**Excerpts from a dataset**.
-- Opening Marker --

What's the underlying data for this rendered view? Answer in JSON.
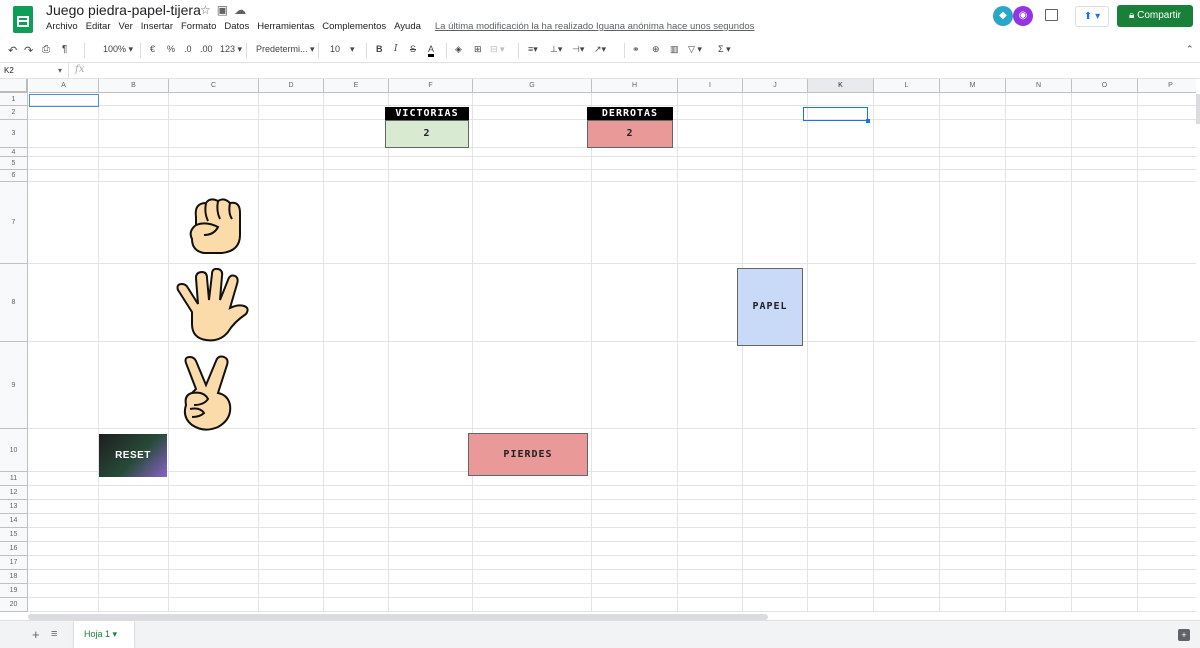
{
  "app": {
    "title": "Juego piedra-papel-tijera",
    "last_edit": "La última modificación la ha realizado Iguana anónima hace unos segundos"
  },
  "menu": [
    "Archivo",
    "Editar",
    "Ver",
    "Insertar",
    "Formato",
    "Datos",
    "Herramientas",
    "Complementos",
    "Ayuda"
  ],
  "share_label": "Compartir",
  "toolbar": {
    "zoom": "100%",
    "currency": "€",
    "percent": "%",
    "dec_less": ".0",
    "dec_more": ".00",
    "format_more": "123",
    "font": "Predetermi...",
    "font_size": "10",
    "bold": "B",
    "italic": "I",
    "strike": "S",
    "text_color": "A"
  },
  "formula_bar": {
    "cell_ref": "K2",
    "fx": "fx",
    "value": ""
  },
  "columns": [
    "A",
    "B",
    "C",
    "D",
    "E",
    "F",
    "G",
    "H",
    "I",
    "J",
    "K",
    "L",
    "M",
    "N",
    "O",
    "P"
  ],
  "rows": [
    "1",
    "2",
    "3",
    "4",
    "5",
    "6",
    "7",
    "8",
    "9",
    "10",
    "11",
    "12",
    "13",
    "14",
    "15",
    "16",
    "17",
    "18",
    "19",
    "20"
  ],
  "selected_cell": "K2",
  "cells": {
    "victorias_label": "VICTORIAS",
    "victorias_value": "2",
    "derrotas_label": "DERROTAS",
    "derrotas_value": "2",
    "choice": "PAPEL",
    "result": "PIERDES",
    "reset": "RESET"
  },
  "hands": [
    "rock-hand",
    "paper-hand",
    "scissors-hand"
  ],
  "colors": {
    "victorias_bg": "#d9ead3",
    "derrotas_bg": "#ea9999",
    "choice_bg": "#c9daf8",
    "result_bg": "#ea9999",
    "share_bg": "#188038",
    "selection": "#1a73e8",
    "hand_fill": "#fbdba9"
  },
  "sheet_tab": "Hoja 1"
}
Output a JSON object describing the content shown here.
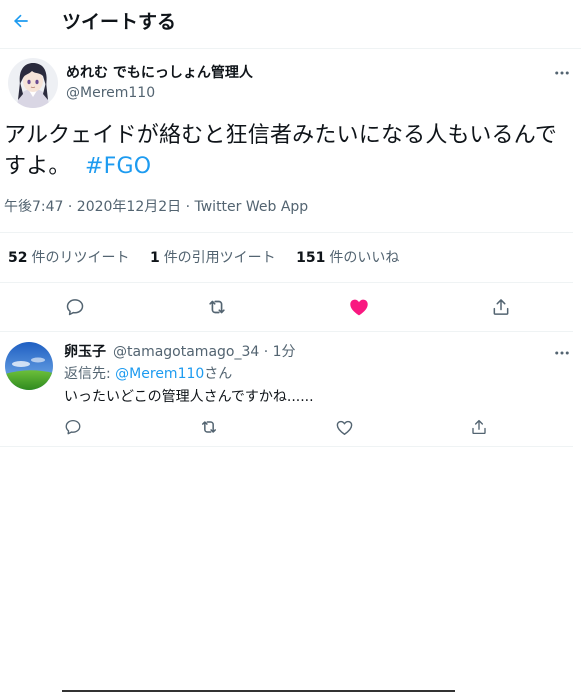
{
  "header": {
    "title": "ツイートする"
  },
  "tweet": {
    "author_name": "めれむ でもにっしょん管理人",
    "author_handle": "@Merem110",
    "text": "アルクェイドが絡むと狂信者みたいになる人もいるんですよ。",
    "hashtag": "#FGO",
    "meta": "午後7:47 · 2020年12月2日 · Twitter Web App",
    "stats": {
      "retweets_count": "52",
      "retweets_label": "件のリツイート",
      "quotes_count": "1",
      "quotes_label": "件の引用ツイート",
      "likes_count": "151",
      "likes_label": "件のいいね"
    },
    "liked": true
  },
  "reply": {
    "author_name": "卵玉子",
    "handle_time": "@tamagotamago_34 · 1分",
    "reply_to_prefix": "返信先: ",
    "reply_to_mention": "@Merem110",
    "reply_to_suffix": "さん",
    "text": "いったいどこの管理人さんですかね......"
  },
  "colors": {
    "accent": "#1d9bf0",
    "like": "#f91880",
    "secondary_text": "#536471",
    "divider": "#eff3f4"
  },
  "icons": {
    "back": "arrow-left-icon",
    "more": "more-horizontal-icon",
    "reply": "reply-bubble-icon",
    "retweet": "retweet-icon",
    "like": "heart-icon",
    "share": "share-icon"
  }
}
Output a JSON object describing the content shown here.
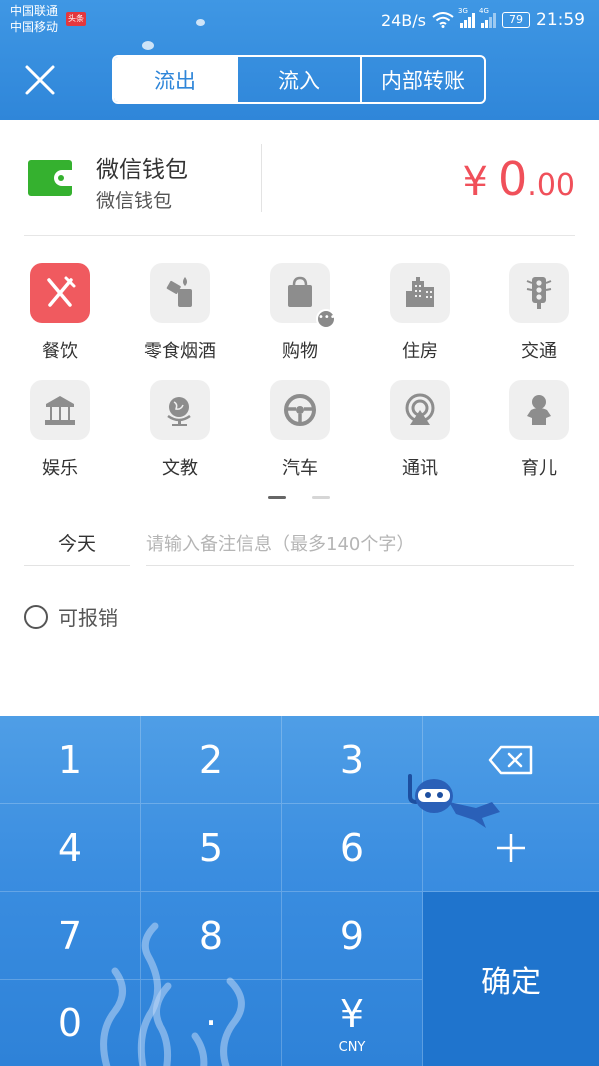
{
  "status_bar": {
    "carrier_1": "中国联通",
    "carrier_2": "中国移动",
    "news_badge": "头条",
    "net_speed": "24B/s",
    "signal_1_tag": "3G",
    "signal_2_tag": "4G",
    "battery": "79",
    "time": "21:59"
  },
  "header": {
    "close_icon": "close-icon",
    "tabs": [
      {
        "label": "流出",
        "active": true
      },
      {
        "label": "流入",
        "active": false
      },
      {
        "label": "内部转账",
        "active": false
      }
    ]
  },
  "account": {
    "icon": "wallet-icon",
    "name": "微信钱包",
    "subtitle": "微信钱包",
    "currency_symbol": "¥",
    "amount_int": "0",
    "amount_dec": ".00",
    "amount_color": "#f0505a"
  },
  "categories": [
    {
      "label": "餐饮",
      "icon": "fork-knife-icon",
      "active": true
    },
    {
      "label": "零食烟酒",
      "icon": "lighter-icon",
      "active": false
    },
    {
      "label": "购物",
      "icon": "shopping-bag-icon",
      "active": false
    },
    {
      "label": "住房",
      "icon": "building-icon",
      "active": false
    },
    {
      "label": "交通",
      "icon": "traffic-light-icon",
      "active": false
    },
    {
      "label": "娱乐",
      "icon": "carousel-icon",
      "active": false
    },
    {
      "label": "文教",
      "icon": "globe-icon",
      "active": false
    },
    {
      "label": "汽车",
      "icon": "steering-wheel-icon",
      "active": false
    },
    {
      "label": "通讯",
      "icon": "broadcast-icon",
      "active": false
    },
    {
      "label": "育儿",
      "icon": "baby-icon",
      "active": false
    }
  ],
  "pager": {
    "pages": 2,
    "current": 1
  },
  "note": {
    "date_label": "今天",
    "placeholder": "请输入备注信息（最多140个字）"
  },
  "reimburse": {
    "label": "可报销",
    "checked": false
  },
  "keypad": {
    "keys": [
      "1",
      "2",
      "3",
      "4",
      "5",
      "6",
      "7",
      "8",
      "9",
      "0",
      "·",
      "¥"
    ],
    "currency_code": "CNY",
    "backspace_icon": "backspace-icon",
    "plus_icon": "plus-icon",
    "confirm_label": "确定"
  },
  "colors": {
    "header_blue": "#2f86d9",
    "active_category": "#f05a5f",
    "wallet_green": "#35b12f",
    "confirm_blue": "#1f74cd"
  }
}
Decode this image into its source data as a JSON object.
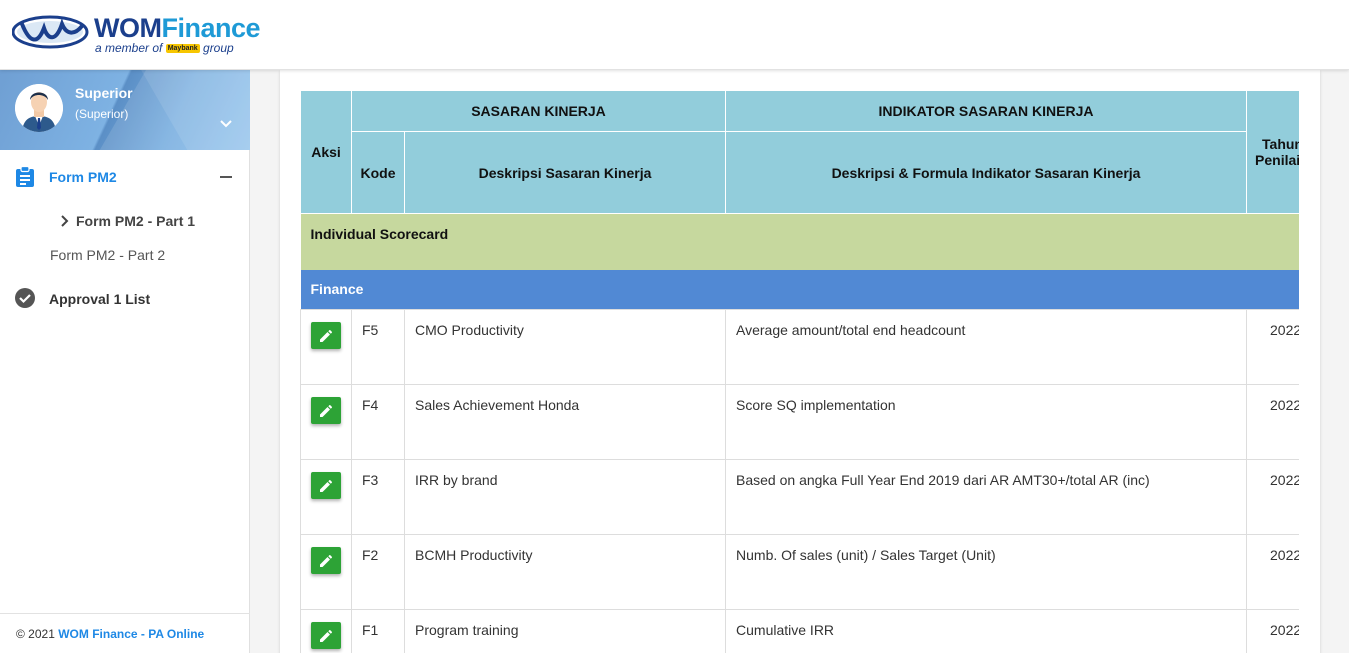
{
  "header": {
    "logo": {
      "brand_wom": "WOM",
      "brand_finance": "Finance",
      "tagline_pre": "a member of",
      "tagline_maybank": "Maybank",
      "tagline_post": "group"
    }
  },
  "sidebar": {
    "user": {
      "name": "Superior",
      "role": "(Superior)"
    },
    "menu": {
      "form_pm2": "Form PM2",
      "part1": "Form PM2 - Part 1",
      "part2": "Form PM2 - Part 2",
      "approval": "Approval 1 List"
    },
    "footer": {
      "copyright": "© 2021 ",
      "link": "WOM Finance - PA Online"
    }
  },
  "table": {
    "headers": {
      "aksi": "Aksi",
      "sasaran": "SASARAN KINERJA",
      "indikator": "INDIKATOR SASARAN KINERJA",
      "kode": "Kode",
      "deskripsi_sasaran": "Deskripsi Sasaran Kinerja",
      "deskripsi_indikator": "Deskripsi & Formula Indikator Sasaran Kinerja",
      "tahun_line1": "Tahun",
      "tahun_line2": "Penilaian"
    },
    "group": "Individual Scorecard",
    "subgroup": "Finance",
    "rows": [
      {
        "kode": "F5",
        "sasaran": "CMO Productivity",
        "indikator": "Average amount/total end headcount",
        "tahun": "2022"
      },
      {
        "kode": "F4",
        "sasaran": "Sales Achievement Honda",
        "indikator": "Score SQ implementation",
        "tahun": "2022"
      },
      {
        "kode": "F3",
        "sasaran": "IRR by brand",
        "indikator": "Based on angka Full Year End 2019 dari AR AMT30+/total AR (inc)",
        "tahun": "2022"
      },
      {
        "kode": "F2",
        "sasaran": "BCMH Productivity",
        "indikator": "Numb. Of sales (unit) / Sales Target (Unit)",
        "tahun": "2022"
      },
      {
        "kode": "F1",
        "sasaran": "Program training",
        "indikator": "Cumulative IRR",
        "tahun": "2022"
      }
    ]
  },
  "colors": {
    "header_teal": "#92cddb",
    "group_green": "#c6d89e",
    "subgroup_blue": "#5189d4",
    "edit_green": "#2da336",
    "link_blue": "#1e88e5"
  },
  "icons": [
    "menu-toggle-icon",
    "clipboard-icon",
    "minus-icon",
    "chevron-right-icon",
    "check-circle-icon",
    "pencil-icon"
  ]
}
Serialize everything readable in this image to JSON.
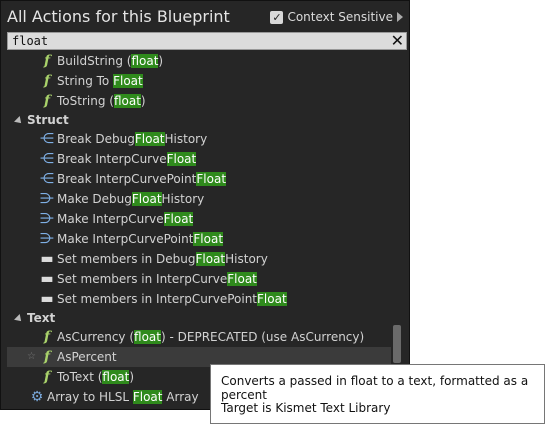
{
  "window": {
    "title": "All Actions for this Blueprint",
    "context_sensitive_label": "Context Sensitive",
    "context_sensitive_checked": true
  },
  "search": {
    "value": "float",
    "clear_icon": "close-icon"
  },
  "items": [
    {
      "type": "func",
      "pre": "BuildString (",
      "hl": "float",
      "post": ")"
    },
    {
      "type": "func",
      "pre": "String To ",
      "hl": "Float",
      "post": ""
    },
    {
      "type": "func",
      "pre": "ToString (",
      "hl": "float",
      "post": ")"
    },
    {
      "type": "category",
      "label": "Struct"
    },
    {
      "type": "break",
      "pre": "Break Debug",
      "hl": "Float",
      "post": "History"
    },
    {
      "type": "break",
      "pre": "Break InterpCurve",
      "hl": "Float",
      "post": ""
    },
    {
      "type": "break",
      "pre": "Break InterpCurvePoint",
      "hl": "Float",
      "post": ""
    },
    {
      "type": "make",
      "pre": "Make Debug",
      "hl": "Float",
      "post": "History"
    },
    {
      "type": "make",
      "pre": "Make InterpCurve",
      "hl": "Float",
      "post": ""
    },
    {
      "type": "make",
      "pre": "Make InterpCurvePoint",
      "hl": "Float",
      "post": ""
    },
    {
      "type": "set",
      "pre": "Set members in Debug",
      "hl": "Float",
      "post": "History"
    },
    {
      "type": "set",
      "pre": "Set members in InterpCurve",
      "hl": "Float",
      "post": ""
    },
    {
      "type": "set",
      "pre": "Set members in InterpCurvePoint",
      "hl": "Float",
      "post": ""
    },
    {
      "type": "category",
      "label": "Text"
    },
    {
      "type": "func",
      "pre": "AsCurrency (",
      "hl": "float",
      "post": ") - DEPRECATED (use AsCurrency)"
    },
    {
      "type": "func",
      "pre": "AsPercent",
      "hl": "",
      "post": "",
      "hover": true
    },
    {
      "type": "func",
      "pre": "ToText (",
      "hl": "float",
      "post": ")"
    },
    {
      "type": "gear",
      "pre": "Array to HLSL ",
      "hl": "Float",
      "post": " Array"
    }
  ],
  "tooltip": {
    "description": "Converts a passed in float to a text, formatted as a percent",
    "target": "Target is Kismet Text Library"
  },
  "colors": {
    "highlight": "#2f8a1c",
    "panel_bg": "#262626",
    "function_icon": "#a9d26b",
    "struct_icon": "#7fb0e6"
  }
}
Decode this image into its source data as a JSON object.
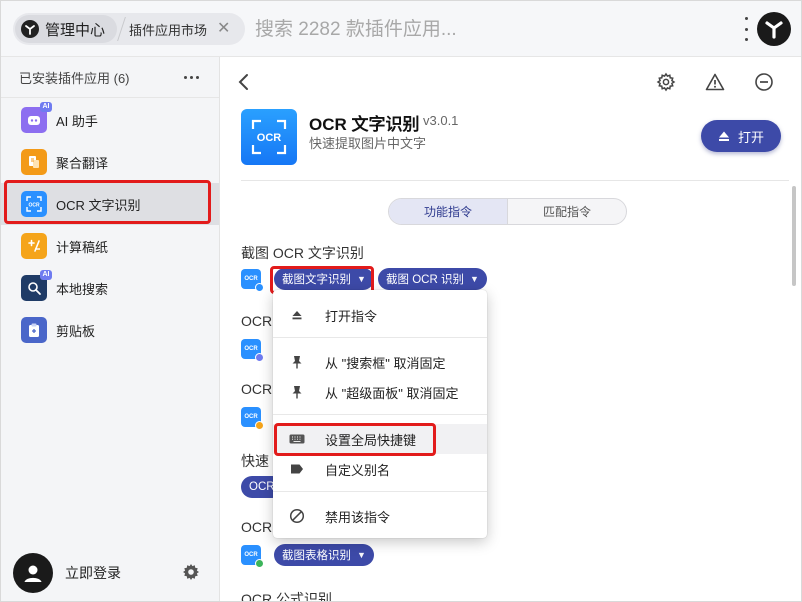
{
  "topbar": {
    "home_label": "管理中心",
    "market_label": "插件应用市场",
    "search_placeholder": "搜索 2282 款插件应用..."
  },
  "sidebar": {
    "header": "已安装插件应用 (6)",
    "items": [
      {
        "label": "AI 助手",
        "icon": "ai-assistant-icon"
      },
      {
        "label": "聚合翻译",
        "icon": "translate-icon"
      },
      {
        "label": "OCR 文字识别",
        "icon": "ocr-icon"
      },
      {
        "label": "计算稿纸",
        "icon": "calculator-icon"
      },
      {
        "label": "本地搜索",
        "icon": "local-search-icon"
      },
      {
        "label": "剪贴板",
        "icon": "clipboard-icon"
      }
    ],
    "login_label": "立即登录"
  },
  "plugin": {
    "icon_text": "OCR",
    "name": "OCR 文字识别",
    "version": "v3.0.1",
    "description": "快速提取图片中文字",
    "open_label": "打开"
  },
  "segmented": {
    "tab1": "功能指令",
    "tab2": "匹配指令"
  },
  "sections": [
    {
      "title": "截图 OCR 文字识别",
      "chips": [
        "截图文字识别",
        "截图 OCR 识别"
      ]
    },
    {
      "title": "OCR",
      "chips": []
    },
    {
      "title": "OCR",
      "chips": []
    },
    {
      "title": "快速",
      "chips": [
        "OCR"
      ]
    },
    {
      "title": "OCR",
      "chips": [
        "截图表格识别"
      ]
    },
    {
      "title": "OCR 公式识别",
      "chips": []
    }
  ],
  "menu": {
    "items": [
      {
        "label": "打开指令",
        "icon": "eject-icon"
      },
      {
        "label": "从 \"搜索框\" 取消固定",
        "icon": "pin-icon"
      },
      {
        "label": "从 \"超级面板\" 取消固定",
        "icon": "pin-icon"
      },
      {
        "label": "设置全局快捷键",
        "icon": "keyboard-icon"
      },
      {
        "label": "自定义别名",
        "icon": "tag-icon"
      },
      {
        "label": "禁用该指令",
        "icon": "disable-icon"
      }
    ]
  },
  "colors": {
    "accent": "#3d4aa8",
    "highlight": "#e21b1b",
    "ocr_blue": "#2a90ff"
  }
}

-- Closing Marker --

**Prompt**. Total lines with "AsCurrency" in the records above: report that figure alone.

**Reply to the task**. 2